June 1, 2018, Dr Chee L Khoo
Imagine if your vaccine fridge sends you a message if the fridge temperature veered outside its set range of 2-8 degrees Celsius. You would say “now that’s technology”. And imagine you could do all that for a little more than A$100. Well, that’s exactly how my vaccine fridge at the practice is “wired” up to do. Would you like to know how?
Before I can explain how you can easily set this up, you need to go with me on a long journey. A painful one I must add. A couple of months ago, the practice suffered an area wide power failure for 9 hours. Naturally, the vaccines were not usable. Being an honest practitioner, I informed the powers to be and my vaccine account with NSW Health was instantly deactivated. What followed was both long and frustrated.
We were told that we needed a temperature datalogger to confirm that the fridge’s temperature range is within 2-8 degrees. It didn’t matter that the issue at hand was an external one (the power failure) and my fridge was previously “certified” to operate correctly. Nope, I needed a datalogger for 72 hours to confirm that. Luckily, the PHN came to the rescue and we produce the requested data. Sorry, the rules say you need a permanent data logger in the fridge that checks the temperature every 5 minutes. Well, why would you need the 72 hour data at the outset? Grrr.

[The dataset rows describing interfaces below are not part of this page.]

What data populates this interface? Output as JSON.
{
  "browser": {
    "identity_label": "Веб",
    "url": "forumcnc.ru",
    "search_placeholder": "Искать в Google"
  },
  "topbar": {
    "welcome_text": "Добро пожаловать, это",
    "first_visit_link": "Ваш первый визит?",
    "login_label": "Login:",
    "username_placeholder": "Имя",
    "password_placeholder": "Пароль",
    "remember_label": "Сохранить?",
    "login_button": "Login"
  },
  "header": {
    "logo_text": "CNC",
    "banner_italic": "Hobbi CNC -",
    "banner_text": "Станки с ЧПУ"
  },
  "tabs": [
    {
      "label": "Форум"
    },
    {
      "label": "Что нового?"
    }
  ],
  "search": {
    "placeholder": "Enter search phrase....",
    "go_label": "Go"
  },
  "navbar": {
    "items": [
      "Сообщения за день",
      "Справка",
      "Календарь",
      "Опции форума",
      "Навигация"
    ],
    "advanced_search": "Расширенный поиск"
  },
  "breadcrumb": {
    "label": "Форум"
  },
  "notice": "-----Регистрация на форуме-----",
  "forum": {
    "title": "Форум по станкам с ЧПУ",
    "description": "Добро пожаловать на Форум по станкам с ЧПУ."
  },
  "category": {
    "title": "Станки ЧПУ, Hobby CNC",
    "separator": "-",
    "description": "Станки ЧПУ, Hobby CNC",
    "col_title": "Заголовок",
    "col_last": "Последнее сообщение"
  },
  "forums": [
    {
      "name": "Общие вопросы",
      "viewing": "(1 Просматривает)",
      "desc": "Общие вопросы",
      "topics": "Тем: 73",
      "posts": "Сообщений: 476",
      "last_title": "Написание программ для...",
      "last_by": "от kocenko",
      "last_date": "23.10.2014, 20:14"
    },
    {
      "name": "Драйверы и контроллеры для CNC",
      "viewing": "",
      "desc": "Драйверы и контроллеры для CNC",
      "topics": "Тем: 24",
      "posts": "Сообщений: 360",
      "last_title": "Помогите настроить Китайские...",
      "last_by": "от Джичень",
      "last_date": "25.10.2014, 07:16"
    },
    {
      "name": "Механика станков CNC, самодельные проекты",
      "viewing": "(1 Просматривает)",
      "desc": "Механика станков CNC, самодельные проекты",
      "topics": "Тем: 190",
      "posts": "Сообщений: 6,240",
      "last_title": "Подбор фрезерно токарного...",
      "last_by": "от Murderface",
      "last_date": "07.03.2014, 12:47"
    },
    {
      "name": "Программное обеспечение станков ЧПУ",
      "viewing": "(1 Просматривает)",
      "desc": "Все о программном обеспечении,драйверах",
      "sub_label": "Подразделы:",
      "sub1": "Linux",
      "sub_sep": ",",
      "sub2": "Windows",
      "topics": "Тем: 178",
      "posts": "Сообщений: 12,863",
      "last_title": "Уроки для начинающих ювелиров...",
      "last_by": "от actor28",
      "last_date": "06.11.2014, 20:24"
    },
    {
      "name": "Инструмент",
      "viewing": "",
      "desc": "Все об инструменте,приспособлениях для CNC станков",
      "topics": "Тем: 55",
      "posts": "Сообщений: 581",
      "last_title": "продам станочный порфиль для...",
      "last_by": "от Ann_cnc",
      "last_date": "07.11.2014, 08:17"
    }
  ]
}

The powers to be suggested that we purchase a datalogger for $300 and all will be fine. If you were to search on ebay for a temperature datalogger, you can pick one up for between $10-25. I decided to go high tech and purchase a wireless temperature tag from http://wirelesstag.net/. Sensor + tag manager + delivery from USA for ~US$100.
You pop the tag into the fridge, plug the tag manager into your computer network and install the app on your phone. The three gadgets talk to each other without much input from you. You set the sensor to check the fridge temperature every 5 mins and to inform you if the temperature veers outside 2-8 degrees. Bob’s your uncle.

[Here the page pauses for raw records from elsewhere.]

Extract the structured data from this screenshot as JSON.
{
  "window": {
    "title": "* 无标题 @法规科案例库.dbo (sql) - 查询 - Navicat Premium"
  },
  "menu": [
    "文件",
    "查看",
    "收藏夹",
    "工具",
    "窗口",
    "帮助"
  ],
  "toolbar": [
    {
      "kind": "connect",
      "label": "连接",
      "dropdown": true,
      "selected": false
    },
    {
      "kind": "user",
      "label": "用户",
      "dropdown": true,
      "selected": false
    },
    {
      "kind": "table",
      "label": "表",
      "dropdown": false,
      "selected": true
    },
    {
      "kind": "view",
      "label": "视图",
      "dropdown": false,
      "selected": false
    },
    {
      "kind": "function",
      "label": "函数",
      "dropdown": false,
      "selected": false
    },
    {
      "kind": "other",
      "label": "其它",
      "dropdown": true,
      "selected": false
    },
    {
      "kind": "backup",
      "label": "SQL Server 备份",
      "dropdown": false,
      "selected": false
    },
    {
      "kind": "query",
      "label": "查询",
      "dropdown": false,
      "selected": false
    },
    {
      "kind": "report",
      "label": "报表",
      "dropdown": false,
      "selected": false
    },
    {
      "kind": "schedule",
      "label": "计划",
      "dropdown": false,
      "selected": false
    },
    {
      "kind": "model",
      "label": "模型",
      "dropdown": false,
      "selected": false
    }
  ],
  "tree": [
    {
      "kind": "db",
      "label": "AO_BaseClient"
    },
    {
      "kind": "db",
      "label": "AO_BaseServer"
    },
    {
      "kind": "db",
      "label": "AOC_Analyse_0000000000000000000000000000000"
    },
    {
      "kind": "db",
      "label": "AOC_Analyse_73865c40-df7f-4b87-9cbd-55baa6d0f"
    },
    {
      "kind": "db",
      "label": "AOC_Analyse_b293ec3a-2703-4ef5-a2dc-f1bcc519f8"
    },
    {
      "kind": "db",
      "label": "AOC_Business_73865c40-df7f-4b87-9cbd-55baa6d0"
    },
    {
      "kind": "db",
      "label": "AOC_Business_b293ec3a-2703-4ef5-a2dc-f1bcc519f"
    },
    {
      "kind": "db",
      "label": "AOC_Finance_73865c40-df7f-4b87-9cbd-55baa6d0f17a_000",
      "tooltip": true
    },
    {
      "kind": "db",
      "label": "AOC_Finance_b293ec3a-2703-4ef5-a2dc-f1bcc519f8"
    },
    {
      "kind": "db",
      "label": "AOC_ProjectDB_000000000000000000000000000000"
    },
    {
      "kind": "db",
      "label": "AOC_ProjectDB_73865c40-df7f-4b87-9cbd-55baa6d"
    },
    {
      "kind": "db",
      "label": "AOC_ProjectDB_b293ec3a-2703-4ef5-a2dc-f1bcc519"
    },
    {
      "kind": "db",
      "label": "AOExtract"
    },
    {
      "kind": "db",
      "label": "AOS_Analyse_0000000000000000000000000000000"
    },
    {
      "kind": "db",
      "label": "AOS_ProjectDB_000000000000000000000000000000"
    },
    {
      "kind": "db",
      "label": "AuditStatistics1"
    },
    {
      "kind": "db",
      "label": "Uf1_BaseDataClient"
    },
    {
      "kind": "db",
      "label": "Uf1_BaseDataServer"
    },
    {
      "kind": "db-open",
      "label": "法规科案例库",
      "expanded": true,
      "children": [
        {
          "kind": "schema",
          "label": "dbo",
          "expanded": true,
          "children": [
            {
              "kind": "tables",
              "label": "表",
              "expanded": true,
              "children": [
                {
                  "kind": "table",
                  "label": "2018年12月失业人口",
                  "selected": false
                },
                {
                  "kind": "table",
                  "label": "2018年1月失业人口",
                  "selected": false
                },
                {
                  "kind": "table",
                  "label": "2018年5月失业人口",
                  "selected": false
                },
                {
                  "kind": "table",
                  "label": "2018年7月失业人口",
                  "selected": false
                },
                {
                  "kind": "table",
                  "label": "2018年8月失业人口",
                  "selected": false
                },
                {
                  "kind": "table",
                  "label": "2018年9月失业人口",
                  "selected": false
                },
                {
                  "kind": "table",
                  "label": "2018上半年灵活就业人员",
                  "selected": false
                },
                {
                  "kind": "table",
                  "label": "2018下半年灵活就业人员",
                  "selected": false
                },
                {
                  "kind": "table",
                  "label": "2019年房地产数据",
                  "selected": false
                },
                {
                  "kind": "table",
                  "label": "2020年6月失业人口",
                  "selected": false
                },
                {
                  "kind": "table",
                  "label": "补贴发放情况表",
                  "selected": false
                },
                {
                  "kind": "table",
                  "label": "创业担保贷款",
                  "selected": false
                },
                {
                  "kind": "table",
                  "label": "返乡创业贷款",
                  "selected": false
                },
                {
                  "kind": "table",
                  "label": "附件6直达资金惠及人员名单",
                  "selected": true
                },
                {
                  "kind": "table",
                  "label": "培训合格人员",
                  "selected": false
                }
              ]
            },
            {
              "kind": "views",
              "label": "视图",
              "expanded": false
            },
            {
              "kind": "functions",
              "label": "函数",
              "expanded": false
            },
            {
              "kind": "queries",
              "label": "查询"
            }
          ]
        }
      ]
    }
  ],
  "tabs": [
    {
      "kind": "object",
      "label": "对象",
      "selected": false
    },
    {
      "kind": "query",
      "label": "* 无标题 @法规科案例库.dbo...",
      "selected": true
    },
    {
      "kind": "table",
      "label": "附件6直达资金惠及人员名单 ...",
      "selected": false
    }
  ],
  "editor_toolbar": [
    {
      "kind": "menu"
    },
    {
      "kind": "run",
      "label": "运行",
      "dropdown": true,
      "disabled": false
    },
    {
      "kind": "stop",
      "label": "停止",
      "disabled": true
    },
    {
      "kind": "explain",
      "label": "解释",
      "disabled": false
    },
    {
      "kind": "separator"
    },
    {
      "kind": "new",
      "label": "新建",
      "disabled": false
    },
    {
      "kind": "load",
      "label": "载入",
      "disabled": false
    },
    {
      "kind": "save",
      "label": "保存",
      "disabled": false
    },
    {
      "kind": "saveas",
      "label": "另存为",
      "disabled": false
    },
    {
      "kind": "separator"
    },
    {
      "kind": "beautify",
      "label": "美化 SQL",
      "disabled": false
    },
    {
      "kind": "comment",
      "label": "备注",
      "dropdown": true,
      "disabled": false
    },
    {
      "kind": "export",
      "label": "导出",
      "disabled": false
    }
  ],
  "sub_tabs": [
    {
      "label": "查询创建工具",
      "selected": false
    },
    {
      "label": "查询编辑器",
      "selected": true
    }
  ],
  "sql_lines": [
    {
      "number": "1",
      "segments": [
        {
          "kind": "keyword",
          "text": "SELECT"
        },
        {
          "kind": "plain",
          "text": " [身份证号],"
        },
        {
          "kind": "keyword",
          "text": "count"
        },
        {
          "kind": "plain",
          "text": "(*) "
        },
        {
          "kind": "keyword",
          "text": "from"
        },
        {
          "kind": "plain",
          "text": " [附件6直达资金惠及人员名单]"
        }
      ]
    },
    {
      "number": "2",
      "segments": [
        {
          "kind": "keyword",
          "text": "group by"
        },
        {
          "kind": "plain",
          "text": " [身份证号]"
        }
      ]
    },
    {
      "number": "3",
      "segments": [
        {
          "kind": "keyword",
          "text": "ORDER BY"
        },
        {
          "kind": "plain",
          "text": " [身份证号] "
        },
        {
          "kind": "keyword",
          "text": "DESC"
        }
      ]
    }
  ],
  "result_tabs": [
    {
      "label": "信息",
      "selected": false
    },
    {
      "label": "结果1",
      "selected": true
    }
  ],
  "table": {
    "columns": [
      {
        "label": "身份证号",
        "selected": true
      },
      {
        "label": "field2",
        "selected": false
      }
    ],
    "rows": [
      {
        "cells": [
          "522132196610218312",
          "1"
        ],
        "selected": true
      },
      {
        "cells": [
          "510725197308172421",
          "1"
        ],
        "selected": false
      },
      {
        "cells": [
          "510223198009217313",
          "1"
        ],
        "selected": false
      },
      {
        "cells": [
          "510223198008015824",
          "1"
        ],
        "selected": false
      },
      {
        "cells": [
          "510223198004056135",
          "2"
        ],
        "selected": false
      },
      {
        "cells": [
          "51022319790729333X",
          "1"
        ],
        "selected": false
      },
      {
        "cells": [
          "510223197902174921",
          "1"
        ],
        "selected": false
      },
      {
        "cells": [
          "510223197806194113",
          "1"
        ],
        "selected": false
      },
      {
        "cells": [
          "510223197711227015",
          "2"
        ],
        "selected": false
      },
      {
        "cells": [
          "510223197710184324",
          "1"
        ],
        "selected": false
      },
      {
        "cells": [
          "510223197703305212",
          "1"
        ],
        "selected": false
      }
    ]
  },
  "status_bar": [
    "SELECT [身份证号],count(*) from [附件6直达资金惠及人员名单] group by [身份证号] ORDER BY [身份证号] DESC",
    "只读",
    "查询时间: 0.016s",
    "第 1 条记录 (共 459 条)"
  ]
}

We download the temperature graph and data every morning and store it on the cloud. Sorry, you still have to manually record the temperature on a paper folder every morning, the bean counters said. Someone forgot to tell the powers to be that we now have computers.
With the sensor all set, we provided the powers to be with another graph of temperatures for 72 hours. It confirm what we said all along – the fridge operated between 2-7 degrees. That is what the fridge was set to do. It’s a special vaccine fridge. That should do the trick, shouldn’t it?

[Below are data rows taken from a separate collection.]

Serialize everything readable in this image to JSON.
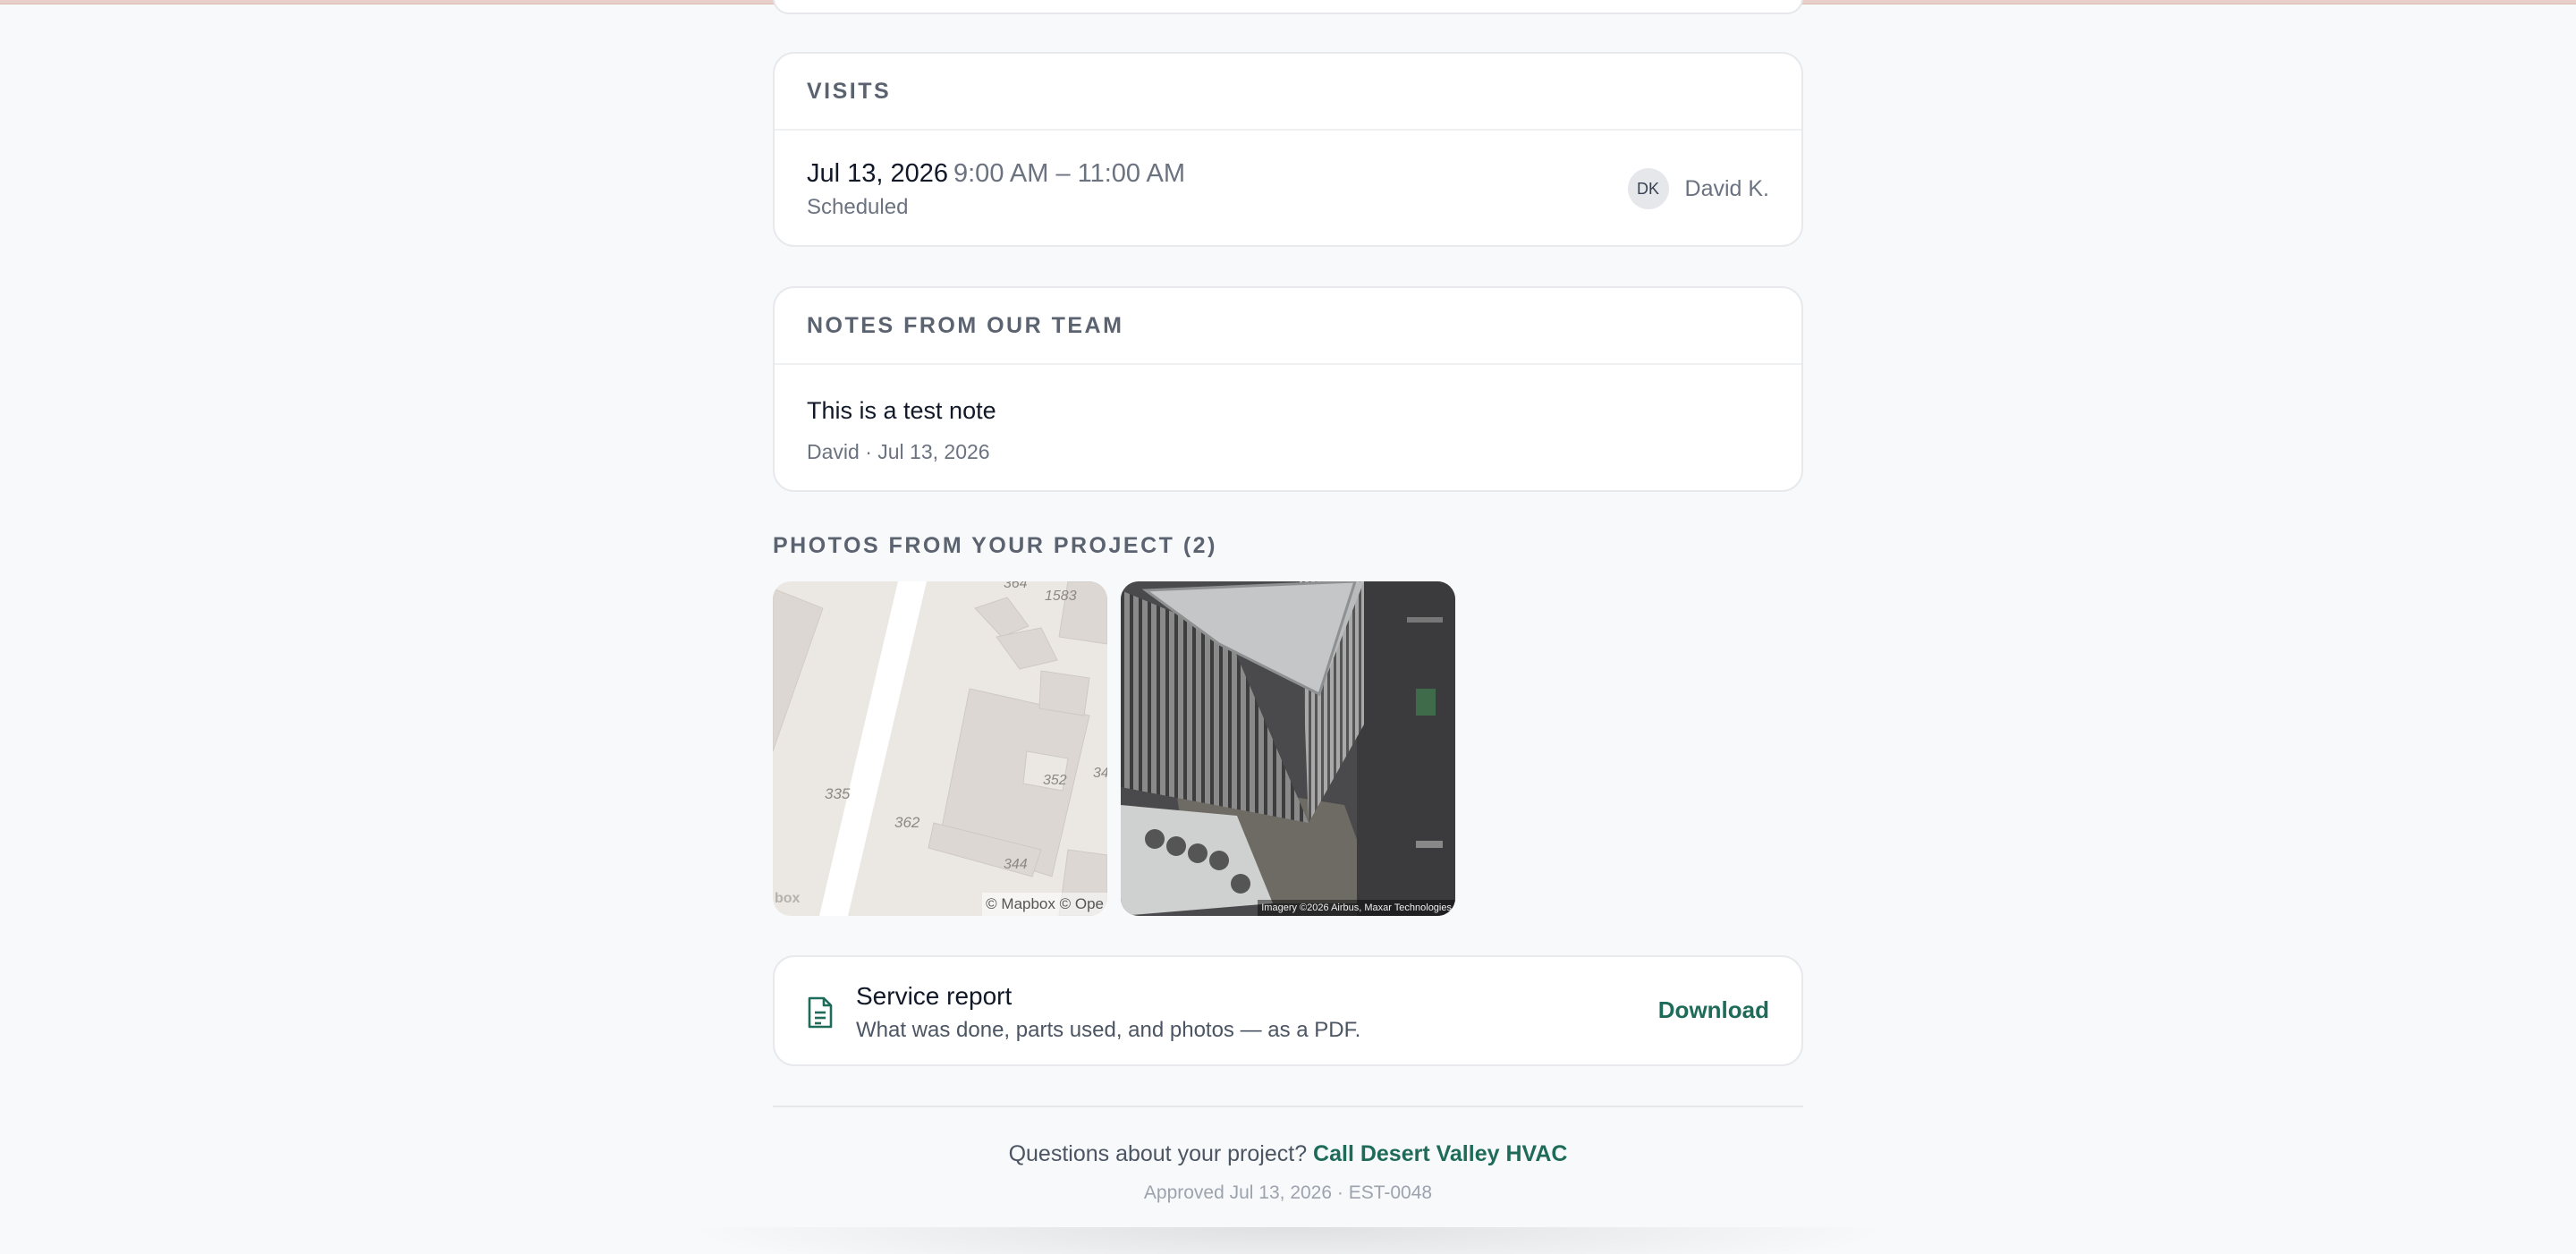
{
  "visits": {
    "header": "VISITS",
    "date": "Jul 13, 2026",
    "time": "9:00 AM – 11:00 AM",
    "status": "Scheduled",
    "assignee_initials": "DK",
    "assignee_name": "David K."
  },
  "notes": {
    "header": "NOTES FROM OUR TEAM",
    "text": "This is a test note",
    "meta": "David · Jul 13, 2026"
  },
  "photos": {
    "title": "PHOTOS FROM YOUR PROJECT (2)",
    "items": [
      {
        "kind": "map",
        "labels": [
          "364",
          "1583",
          "335",
          "362",
          "352",
          "344",
          "34"
        ],
        "attribution": "© Mapbox © Ope",
        "logo": "box"
      },
      {
        "kind": "satellite",
        "attribution": "Imagery ©2026 Airbus, Maxar Technologies"
      }
    ]
  },
  "report": {
    "title": "Service report",
    "subtitle": "What was done, parts used, and photos — as a PDF.",
    "download_label": "Download"
  },
  "footer": {
    "question": "Questions about your project?",
    "call_label": "Call Desert Valley HVAC",
    "meta": "Approved Jul 13, 2026 · EST-0048"
  },
  "colors": {
    "accent": "#1f6b5a",
    "background": "#f8f9fa"
  }
}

Not so simple. A few more hoops to jump yet because the graph didn’t look like the one they were after. It was too small, too big, couldn’t read the axes, could not print on their printer etc. In the end, it took another week or so before we got our first shipment of vaccines and another week before we got our fluvaccines because someone at NSW Health forgot to un-freeze our account.
All up we were without vaccines for 4-5 weeks! The installation of the sensors was easy. But the journey was long and painful.